▶ [Work instruction]:
Reproduce the data in full, exactly as it appears.

[Opening Records supplied section]

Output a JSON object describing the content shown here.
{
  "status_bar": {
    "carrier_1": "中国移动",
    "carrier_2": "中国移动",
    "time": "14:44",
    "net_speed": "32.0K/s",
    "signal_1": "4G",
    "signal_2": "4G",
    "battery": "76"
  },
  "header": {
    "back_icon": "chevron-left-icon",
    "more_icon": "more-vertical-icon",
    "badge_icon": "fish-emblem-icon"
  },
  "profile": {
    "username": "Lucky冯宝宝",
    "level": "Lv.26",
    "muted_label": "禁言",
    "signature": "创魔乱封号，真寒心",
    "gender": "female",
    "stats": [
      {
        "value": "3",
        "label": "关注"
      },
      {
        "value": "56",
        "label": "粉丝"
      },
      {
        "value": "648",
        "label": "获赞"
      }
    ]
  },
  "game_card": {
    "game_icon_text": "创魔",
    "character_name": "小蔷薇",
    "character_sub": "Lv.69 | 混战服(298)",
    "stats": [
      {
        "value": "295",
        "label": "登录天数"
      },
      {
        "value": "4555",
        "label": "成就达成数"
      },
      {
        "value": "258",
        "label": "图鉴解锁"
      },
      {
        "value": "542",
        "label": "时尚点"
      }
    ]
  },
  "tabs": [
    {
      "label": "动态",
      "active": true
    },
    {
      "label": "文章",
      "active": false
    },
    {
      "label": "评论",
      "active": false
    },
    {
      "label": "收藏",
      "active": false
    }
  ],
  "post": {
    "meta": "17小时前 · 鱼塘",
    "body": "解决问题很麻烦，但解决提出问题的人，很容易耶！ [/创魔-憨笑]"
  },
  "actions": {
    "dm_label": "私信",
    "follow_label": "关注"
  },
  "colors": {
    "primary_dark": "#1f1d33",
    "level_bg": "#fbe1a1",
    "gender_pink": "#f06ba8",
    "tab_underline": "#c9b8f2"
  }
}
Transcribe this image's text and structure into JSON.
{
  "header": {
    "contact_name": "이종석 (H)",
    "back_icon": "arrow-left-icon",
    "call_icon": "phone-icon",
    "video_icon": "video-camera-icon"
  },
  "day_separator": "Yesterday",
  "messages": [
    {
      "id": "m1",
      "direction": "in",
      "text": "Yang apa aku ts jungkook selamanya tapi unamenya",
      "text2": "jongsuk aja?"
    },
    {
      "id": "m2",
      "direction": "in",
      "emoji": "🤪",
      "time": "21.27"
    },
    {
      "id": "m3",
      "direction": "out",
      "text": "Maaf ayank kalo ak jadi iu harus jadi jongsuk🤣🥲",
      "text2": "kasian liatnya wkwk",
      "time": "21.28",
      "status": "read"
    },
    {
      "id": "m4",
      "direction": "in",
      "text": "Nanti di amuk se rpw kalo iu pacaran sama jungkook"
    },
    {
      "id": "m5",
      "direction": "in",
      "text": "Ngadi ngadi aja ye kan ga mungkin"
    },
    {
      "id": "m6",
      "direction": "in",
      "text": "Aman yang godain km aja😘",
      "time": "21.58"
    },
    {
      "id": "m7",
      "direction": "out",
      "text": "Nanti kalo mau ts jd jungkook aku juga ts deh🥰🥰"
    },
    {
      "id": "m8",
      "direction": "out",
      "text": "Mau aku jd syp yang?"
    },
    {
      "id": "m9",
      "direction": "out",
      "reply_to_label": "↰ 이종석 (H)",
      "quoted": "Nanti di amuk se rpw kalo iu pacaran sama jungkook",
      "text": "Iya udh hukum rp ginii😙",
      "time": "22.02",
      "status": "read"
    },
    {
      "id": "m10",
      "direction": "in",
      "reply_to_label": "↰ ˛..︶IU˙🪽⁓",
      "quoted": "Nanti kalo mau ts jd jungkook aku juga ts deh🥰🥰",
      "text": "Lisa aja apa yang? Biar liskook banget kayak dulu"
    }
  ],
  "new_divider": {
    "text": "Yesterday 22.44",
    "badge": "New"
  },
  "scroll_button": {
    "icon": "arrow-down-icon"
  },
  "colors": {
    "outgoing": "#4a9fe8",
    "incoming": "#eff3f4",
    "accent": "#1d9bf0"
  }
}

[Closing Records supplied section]

▶ [Task answer]:
Output a JSON object describing the content shown here.
{
  "status_bar": {
    "carrier_1": "中国移动",
    "carrier_2": "中国移动",
    "time": "14:44",
    "net_speed": "32.0K/s",
    "signal_1": "4G",
    "signal_2": "4G",
    "battery": "76"
  },
  "header": {
    "back_icon": "chevron-left-icon",
    "more_icon": "more-vertical-icon",
    "badge_icon": "fish-emblem-icon"
  },
  "profile": {
    "username": "Lucky冯宝宝",
    "level": "Lv.26",
    "muted_label": "禁言",
    "signature": "创魔乱封号，真寒心",
    "gender": "female",
    "stats": [
      {
        "value": "3",
        "label": "关注"
      },
      {
        "value": "56",
        "label": "粉丝"
      },
      {
        "value": "648",
        "label": "获赞"
      }
    ]
  },
  "game_card": {
    "game_icon_text": "创魔",
    "character_name": "小蔷薇",
    "character_sub": "Lv.69 | 混战服(298)",
    "stats": [
      {
        "value": "295",
        "label": "登录天数"
      },
      {
        "value": "4555",
        "label": "成就达成数"
      },
      {
        "value": "258",
        "label": "图鉴解锁"
      },
      {
        "value": "542",
        "label": "时尚点"
      }
    ]
  },
  "tabs": [
    {
      "label": "动态",
      "active": true
    },
    {
      "label": "文章",
      "active": false
    },
    {
      "label": "评论",
      "active": false
    },
    {
      "label": "收藏",
      "active": false
    }
  ],
  "post": {
    "meta": "17小时前 · 鱼塘",
    "body": "解决问题很麻烦，但解决提出问题的人，很容易耶！ [/创魔-憨笑]"
  },
  "actions": {
    "dm_label": "私信",
    "follow_label": "关注"
  },
  "colors": {
    "primary_dark": "#1f1d33",
    "level_bg": "#fbe1a1",
    "gender_pink": "#f06ba8",
    "tab_underline": "#c9b8f2"
  }
}
Transcribe this image's text and structure into JSON.
{
  "header": {
    "contact_name": "이종석 (H)",
    "back_icon": "arrow-left-icon",
    "call_icon": "phone-icon",
    "video_icon": "video-camera-icon"
  },
  "day_separator": "Yesterday",
  "messages": [
    {
      "id": "m1",
      "direction": "in",
      "text": "Yang apa aku ts jungkook selamanya tapi unamenya",
      "text2": "jongsuk aja?"
    },
    {
      "id": "m2",
      "direction": "in",
      "emoji": "🤪",
      "time": "21.27"
    },
    {
      "id": "m3",
      "direction": "out",
      "text": "Maaf ayank kalo ak jadi iu harus jadi jongsuk🤣🥲",
      "text2": "kasian liatnya wkwk",
      "time": "21.28",
      "status": "read"
    },
    {
      "id": "m4",
      "direction": "in",
      "text": "Nanti di amuk se rpw kalo iu pacaran sama jungkook"
    },
    {
      "id": "m5",
      "direction": "in",
      "text": "Ngadi ngadi aja ye kan ga mungkin"
    },
    {
      "id": "m6",
      "direction": "in",
      "text": "Aman yang godain km aja😘",
      "time": "21.58"
    },
    {
      "id": "m7",
      "direction": "out",
      "text": "Nanti kalo mau ts jd jungkook aku juga ts deh🥰🥰"
    },
    {
      "id": "m8",
      "direction": "out",
      "text": "Mau aku jd syp yang?"
    },
    {
      "id": "m9",
      "direction": "out",
      "reply_to_label": "↰ 이종석 (H)",
      "quoted": "Nanti di amuk se rpw kalo iu pacaran sama jungkook",
      "text": "Iya udh hukum rp ginii😙",
      "time": "22.02",
      "status": "read"
    },
    {
      "id": "m10",
      "direction": "in",
      "reply_to_label": "↰ ˛..︶IU˙🪽⁓",
      "quoted": "Nanti kalo mau ts jd jungkook aku juga ts deh🥰🥰",
      "text": "Lisa aja apa yang? Biar liskook banget kayak dulu"
    }
  ],
  "new_divider": {
    "text": "Yesterday 22.44",
    "badge": "New"
  },
  "scroll_button": {
    "icon": "arrow-down-icon"
  },
  "colors": {
    "outgoing": "#4a9fe8",
    "incoming": "#eff3f4",
    "accent": "#1d9bf0"
  }
}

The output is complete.